Potential effects

Following the Waiver Declaration, any tariffs deemed applicable to Solar Cells/Products from CMTV will be waived until June 6, 2024. Prior to the Waiver Declaration, if Commerce had issued an affirmative determination in its circumvention inquiry, Commerce could have applied the existing AD and CVD to imports of CMTV Solar Cells/Products retroactively, thereby requiring U.S. solar importers to pay duties of up to 250% on previous imports in addition to future ones. The Waiver Declaration allayed these concerns, effectively precluding the application of tariffs to imports until June 6, 2024, regardless of the outcome of Commerce’s investigation.  

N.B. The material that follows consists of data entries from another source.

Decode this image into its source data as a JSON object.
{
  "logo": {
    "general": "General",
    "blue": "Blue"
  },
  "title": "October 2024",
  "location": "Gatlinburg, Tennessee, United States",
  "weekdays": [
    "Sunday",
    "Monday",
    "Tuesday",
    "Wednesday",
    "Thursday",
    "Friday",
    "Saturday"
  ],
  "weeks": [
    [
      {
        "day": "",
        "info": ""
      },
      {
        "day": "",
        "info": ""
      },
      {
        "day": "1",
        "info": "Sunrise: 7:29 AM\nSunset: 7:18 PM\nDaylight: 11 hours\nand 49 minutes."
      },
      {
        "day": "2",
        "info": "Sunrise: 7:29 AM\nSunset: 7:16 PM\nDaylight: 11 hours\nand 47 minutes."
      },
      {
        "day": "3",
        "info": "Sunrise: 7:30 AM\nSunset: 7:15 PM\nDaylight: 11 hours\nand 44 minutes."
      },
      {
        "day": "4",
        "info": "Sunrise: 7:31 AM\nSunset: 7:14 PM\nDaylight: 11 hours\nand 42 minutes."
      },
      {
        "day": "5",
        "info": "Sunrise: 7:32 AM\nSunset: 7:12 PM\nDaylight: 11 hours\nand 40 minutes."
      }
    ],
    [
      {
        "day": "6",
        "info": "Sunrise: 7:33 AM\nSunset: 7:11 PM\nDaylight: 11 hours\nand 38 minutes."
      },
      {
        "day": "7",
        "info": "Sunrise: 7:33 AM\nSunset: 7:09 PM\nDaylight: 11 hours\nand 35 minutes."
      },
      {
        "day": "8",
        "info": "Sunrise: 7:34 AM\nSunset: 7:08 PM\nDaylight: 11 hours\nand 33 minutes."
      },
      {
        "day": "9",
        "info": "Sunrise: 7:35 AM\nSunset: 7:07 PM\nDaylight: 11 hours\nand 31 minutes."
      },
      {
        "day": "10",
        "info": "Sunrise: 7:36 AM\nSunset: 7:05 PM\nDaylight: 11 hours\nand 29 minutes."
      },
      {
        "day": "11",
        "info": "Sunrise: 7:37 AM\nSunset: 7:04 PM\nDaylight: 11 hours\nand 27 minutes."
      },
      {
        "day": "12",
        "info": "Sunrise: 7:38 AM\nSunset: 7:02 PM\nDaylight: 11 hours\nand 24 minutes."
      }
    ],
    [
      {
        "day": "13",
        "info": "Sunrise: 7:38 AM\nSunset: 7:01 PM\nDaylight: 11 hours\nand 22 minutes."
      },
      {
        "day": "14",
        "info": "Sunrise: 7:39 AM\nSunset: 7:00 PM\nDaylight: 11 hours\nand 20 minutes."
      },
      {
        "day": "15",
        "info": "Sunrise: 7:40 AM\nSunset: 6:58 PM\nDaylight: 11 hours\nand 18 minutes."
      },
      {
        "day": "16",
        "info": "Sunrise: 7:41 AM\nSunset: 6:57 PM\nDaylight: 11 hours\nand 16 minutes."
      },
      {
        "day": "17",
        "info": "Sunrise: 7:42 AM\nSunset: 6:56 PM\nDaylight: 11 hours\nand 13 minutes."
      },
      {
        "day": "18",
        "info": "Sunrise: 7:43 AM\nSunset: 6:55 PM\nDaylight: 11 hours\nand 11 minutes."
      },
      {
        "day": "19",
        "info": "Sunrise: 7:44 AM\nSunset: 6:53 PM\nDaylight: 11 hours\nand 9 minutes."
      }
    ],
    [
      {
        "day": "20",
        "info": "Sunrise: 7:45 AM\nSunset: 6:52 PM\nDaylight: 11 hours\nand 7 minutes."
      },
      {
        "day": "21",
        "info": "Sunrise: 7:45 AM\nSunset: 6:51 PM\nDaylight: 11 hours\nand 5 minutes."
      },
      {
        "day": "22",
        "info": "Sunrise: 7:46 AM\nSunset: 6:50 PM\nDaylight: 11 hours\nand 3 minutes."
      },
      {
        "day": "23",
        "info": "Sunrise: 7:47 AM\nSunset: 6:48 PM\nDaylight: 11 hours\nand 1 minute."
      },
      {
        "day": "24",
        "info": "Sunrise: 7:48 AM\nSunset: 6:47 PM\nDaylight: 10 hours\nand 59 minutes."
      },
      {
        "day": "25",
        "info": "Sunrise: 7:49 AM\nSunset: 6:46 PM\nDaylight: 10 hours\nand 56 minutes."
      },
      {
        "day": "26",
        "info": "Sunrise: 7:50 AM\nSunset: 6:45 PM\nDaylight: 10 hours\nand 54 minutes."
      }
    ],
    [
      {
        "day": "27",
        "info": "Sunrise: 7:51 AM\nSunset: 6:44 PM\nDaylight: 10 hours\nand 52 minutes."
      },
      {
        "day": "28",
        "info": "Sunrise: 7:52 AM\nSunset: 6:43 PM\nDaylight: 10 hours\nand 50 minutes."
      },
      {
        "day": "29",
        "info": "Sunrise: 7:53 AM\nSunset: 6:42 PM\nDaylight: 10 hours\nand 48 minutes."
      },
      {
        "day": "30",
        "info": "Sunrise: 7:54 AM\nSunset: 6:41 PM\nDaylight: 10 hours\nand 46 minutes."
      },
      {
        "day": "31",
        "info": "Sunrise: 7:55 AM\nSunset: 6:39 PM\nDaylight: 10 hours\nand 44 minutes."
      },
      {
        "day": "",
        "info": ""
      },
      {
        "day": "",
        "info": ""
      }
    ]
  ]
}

Nevertheless, the proposed certification mechanism would require importers, producers, and exporters to complete and maintain attestations evidencing whether their merchandise is subject to the Orders, which could introduce additional diligence requirements into the supply chain. Prior to reaching its final determination, Commerce will be conducting audits to verify information it has received so far, and assessing comments received in response to the preliminary determination. Commerce is expected to issue its final determination on May 1, 2023.

For additional information on Commerce’s preliminary affirmative determinations, see Preliminary Decision Memorandums for the Circumvention Inquiry with Respect to Cambodia, Malaysia, Thailand, and Vietnam.